The cuts come despite the Tate applying to receive a £7 million government bailout. Jonathan, a senior PCS rep who works in the shop at Tate Modern, told Socialist Worker that retail workers “are the lowest paid and now it feels like we are the most disposable”.
Julia, who has worked in retail at Tate Modern for six years, said, “The shop brings in millions of profit, yet the workers there aren’t valued.”
She added that office workers at the gallery had been reassigned to work in the shops to undermine the strike. Many of the workers were furious that they could lose their jobs during a pandemic.
“We truly like our jobs, and to lose them now in a time of such hardship with the virus is utterly heartbreaking,” said Lisa.
Gallery union rep Anna said, “The Tate bosses try to tell us that we are all a family and a community of artists. But really they are the same as any capitalist business that doesn’t value their workers.”
Hamish added, “The top bosses earn upwards of £100,000 a year. They say they are going to take a tiny pay cut, but that’s a joke—they should do more and save our jobs.”
Workers at Tate Modern gathered outside the staff entrance for a picket and counted out loud the number of staff facing redundancy— which currently stands at 313. They then marched to outside the Tate’s Turbine Hall and held a rally chanting, “Coronavirus—not an excuse to fire us.”
Union members want 10 percent of the £7 million bailout to be used to save the jobs. They planned to strike on Wednesday, Friday and Saturday this week and then indefinitely from next Monday.
- Mass protest—Saturday 22 August, 11.30am–3.13pm, Tate Modern main entrance

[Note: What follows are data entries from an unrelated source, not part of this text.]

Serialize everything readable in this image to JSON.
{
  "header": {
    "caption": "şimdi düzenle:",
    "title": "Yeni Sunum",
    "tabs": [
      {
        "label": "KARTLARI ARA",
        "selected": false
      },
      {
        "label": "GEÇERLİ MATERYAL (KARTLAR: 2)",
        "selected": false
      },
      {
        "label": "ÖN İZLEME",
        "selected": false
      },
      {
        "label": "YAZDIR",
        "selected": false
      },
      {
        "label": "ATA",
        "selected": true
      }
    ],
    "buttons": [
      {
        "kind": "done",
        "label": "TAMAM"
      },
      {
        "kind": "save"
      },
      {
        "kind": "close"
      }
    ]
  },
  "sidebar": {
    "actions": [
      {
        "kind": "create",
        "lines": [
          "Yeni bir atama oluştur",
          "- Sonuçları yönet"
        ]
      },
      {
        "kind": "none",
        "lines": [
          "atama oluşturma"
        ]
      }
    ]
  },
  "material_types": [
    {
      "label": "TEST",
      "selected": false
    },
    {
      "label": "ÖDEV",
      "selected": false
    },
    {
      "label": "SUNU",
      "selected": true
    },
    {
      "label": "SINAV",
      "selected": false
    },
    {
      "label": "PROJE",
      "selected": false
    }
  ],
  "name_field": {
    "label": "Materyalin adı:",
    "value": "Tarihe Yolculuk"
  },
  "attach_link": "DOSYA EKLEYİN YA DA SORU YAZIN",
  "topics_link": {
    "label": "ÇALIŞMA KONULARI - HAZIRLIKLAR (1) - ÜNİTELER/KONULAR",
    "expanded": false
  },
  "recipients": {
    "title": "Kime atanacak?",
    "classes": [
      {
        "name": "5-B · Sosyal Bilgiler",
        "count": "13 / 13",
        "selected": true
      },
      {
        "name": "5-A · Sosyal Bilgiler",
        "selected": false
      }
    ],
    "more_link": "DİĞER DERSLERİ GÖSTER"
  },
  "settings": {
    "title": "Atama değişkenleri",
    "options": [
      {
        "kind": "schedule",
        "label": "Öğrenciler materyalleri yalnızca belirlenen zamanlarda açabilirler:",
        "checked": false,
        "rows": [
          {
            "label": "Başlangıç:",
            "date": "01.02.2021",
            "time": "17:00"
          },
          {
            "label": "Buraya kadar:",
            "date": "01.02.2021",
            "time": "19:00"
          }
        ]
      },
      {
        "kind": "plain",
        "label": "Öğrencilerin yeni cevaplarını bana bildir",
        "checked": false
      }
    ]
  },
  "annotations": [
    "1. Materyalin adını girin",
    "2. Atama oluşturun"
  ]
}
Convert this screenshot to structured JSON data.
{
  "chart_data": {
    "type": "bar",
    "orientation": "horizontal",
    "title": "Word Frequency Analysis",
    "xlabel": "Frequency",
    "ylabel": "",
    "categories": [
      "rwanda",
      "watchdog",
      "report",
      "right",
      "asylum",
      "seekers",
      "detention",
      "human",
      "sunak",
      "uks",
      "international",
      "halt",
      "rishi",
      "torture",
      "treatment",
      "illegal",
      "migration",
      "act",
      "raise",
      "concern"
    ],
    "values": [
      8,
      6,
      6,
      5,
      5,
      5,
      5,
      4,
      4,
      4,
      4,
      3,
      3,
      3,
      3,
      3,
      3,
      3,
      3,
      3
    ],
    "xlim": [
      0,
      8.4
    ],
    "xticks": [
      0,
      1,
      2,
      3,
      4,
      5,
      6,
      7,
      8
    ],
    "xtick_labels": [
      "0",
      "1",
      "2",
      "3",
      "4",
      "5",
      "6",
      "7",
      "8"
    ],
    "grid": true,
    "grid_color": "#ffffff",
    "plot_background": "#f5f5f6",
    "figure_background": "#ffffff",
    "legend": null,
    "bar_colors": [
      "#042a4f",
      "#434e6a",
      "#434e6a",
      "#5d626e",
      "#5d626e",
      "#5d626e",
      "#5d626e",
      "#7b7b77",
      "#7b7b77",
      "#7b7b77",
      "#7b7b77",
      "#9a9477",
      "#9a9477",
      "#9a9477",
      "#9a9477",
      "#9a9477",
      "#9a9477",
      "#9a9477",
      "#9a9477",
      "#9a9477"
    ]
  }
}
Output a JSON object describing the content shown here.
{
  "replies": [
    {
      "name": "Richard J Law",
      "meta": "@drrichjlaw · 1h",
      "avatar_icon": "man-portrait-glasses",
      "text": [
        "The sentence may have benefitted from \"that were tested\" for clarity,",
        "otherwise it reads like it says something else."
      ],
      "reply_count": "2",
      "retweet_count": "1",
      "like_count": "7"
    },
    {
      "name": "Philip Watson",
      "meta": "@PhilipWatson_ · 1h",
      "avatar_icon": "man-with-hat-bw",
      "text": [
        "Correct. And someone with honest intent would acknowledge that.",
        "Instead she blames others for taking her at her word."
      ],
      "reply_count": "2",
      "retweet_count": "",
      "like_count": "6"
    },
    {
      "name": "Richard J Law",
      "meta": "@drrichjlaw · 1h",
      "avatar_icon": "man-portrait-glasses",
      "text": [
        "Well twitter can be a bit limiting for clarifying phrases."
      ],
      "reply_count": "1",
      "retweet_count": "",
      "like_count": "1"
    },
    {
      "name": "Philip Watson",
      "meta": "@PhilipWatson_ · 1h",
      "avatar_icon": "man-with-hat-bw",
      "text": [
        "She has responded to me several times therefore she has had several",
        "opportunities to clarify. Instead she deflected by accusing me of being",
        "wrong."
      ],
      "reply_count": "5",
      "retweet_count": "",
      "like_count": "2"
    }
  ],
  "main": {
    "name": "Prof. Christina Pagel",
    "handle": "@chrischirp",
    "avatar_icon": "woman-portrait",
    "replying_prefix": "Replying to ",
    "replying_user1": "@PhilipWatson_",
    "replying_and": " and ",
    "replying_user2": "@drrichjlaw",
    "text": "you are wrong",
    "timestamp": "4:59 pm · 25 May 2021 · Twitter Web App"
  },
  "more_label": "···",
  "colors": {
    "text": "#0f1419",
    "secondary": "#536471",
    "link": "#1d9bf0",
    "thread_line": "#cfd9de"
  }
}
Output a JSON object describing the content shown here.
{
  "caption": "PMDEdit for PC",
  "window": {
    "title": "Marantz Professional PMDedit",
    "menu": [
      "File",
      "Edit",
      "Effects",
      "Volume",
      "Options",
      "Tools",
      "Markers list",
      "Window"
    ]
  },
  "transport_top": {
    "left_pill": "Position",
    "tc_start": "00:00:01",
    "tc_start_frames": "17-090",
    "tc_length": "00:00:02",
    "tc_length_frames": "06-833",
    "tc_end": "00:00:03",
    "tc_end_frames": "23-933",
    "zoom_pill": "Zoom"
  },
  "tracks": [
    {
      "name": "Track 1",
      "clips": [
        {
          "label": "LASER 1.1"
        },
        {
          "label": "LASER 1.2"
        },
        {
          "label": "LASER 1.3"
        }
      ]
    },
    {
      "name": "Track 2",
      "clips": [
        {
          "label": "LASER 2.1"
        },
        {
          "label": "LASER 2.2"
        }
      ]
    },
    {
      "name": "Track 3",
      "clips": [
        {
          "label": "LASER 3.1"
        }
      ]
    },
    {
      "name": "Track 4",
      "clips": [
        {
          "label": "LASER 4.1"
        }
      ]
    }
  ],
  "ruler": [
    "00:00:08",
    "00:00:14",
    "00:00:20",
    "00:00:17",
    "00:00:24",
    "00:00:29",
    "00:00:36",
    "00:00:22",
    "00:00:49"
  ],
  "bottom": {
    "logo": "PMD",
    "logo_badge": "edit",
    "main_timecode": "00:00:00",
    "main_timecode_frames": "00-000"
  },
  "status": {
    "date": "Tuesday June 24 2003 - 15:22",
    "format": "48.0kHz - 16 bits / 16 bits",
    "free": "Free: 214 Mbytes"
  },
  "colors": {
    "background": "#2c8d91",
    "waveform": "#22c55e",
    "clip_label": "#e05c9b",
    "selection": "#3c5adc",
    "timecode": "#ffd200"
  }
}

- For solidarity details go to AgiTate on Facebook
- Donate to the strike fund at bit.ly/TateStrike
Workers’ names have been changed